II.

She could keep a memory or two. One in particular.

The baby-making trip had taken place only weeks before the spiders split the windshield. It would be Swiss, as it turned out. He’d sent tickets, and they’d met up in the little town where they’d been once before. “My Christmas bonus,” he’d said, lifting her up and opening the shade to show the Matterhorn. “Don’t ever put me down,” she’d said. 

On the gondola he observed that they’d soon cross international lines into Italy. As she asked if that rendered them lawless, a child nearby asked another question, in a language she didn’t recognize. “He wants to know if this is paradise,” he explained. “Garden. Heaven.” That was how she learned he spoke Arabic.

Up on the glacier, conditions were grim. She felt dizzy, and hoped it wasn’t vertigo. She had to lean her whole body over her skis to move at all, even though the ground was flat, a wide screen of ice. They were wearing helmets for the first time, it having become more fashionable to wear them than to not, or perhaps simply more practical. Hers was red, with constellations in white and silver—the Big and Little Dippers, Cassiopeia. 

The wind forced the snowfall horizontal, defying gravity. She couldn’t see him even though he was right there. She kept shouting his name and he kept answering, "here," to confirm, and comfort. Of course he was there. He was always there, then. He was her team of one, even so high above the cloud line. 

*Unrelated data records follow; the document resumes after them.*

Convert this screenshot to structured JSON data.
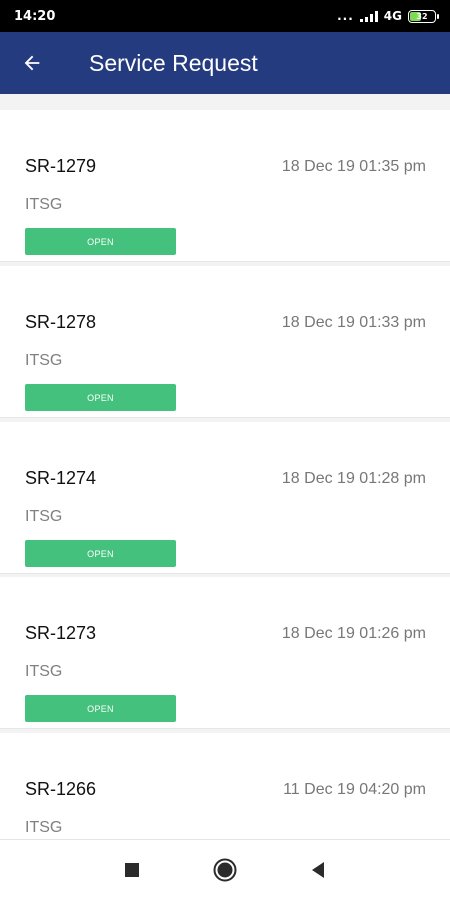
{
  "status_bar": {
    "time": "14:20",
    "dots": "...",
    "network": "4G",
    "battery": "32",
    "signal_icon": "signal-icon",
    "battery_icon": "battery-icon"
  },
  "app_bar": {
    "back_icon": "arrow-left-icon",
    "title": "Service Request",
    "background": "#253b80"
  },
  "requests": [
    {
      "id": "SR-1279",
      "date": "18 Dec 19 01:35 pm",
      "department": "ITSG",
      "status": "OPEN"
    },
    {
      "id": "SR-1278",
      "date": "18 Dec 19 01:33 pm",
      "department": "ITSG",
      "status": "OPEN"
    },
    {
      "id": "SR-1274",
      "date": "18 Dec 19 01:28 pm",
      "department": "ITSG",
      "status": "OPEN"
    },
    {
      "id": "SR-1273",
      "date": "18 Dec 19 01:26 pm",
      "department": "ITSG",
      "status": "OPEN"
    },
    {
      "id": "SR-1266",
      "date": "11 Dec 19 04:20 pm",
      "department": "ITSG",
      "status": ""
    }
  ],
  "colors": {
    "status_open": "#43c17d"
  },
  "nav_bar": {
    "recent_icon": "square-icon",
    "home_icon": "circle-home-icon",
    "back_icon": "triangle-back-icon"
  }
}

I. Another Altercation, New Garden Town

The Vienna Convention on Diplomatic Relations was signed in 1961, over a decade before he was born, half a century before his arrest. She would read about it, and learn about the idea of insuring the protection of a certain class of people—diplomats—as well as the protection of an idea. The idea as she understood it was that that certain individuals should be immune from certain kinds of prosecutions. Certain individuals should be given different rules. The assumption of immunity might lead a man to feel free, transformed even. 

She read about it before the question of immunity was answered in his case, but not before he paid a price for its having been posed. The price was his right to define who he was, paid to an authority that needed him to be something else. The price illuminated what she lacked the framework to say, speaking of frameworks: it wasn’t that certain people should be immune; it was that they have to be. Immunity lends order. And occasionally saves lives.

The local authorities in Lahore had taken him in after the shooting, and tied his hands. They’d admired his various consular ID cards, the contents of his glove box. They had pressed back on his requests for water, and on his use of certain words, like “innocent.” They hadn’t laid a hand on him though. The only abuse was the interrogation he’d conducted with himself. As he’d asked himself a set of complex, philosophical questions, they’d asked for simple, factual things: What is your name. Where are you from. Where do you live. Where do you work. What do you do. They’d asked questions like: Are you married. Are you a spy. Are you American. 

Are you American. Are you American. Are you American. They’d repeated that one until at last he’d looked up and answered: “I am.”

NOTE:

The “celebrated critic” is based on Sir Christopher Ricks. The quote included comes from a lecture Ricks delivered at the University of Richmond, 11th April 2011. The Rolling Stone quote is from “Dylan: The Lost Years,” Mikal Gilmore, Issue 1191, 12th September 2013.